• WHAT TO DO: Scan the listing below and copy each line holding the word "Impedance".
▼
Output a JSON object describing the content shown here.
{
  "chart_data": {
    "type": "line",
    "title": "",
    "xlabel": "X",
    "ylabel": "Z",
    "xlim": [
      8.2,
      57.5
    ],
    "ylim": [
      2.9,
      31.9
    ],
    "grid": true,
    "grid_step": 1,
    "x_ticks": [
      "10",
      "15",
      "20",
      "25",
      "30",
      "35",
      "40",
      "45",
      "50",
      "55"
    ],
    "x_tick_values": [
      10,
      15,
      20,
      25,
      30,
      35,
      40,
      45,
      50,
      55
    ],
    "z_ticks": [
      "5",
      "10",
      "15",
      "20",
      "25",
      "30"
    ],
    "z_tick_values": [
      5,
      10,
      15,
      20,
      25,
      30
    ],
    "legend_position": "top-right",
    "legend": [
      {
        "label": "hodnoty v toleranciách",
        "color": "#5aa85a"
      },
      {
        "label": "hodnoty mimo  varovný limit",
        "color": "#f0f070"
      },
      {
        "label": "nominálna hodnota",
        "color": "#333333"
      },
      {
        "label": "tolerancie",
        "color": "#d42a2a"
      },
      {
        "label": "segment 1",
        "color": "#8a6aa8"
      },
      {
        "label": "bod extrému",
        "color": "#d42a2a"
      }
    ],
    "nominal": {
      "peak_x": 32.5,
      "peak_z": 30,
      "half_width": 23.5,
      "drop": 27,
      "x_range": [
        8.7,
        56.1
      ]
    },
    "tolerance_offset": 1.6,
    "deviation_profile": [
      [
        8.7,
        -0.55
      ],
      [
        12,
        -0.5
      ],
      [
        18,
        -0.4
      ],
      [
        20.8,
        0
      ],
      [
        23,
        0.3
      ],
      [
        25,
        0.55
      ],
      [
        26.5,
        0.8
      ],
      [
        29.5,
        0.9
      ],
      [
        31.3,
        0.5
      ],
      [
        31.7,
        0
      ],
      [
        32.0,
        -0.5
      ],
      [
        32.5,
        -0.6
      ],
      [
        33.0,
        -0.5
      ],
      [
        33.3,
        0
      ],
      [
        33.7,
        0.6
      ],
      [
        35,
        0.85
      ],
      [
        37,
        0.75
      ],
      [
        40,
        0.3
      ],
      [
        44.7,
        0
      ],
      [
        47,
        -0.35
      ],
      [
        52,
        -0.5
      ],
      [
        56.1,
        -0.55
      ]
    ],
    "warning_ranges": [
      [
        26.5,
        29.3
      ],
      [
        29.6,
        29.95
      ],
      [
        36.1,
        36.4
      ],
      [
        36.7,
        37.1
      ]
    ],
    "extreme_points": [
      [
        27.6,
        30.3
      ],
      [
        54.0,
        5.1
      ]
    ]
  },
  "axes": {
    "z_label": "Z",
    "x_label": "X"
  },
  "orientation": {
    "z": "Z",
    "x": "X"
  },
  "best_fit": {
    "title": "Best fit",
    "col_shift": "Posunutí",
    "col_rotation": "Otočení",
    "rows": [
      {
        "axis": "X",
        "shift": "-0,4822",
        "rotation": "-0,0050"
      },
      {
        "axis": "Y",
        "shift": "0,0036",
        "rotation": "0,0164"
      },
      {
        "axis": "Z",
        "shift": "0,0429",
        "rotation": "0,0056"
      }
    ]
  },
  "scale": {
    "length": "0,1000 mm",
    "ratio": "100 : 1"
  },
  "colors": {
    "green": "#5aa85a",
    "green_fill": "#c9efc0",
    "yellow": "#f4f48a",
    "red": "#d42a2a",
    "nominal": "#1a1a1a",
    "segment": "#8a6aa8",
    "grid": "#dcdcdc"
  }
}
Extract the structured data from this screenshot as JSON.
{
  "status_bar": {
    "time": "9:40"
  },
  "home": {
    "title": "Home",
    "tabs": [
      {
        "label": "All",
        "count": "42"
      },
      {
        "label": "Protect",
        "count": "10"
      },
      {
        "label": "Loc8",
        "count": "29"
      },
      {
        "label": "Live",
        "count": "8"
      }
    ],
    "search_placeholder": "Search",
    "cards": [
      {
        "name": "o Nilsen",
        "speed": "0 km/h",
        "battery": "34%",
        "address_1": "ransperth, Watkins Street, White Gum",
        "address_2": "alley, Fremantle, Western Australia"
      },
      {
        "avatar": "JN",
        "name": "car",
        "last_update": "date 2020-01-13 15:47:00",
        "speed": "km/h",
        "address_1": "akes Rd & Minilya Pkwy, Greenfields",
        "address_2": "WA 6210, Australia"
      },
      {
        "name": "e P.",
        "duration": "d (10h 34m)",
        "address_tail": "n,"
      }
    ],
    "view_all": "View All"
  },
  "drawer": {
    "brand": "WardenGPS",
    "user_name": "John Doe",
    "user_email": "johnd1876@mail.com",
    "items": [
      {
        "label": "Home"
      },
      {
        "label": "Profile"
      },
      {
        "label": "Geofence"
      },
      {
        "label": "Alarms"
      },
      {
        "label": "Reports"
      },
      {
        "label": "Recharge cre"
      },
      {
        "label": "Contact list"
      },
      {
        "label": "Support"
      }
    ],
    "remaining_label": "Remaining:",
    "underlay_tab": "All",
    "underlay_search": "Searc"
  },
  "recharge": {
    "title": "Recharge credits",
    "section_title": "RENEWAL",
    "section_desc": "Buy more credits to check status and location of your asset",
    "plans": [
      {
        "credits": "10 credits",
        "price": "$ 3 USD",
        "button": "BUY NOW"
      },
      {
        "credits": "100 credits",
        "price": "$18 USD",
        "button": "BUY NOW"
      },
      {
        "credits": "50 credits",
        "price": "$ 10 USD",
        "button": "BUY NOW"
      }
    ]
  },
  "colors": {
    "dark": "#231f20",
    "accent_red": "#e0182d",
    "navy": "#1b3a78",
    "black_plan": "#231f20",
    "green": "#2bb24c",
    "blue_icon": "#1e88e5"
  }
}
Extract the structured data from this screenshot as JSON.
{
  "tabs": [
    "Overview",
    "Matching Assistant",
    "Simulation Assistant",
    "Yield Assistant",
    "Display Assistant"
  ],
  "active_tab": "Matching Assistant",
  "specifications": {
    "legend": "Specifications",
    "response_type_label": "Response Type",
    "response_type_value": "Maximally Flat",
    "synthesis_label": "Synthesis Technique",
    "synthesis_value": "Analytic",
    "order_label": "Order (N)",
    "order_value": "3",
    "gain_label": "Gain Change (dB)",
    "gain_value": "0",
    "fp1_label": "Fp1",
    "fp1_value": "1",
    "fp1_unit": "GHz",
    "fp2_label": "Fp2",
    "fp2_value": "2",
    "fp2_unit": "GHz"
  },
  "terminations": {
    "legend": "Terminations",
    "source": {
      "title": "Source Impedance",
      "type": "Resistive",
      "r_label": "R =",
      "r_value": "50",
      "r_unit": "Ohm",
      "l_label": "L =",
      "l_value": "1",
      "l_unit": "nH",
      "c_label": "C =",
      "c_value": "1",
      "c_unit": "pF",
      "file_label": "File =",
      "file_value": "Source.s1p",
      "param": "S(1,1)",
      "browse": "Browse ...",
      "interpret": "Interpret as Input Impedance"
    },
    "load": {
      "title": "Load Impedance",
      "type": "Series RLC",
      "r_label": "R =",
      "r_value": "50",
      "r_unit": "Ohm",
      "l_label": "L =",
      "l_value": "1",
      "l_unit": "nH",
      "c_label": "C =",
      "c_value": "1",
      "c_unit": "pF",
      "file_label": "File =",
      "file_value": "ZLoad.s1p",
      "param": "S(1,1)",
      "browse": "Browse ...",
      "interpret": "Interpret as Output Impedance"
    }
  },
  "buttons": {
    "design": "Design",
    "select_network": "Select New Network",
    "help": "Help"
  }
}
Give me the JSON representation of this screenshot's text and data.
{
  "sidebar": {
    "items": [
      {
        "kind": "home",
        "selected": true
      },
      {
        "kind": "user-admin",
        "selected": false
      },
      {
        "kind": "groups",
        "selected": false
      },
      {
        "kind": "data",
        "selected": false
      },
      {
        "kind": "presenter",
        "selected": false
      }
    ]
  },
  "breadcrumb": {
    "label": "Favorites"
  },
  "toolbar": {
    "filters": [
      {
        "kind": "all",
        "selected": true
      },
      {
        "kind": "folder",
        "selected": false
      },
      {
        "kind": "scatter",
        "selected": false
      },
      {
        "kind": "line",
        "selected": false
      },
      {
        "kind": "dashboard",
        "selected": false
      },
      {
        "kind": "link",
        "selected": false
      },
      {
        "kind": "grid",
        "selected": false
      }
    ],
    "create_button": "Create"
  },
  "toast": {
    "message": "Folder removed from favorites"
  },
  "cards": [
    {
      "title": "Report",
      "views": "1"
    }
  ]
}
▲
• COMPLETED EXERCISE:
      "title": "Source Impedance",
      "interpret": "Interpret as Input Impedance"
      "title": "Load Impedance",
      "interpret": "Interpret as Output Impedance"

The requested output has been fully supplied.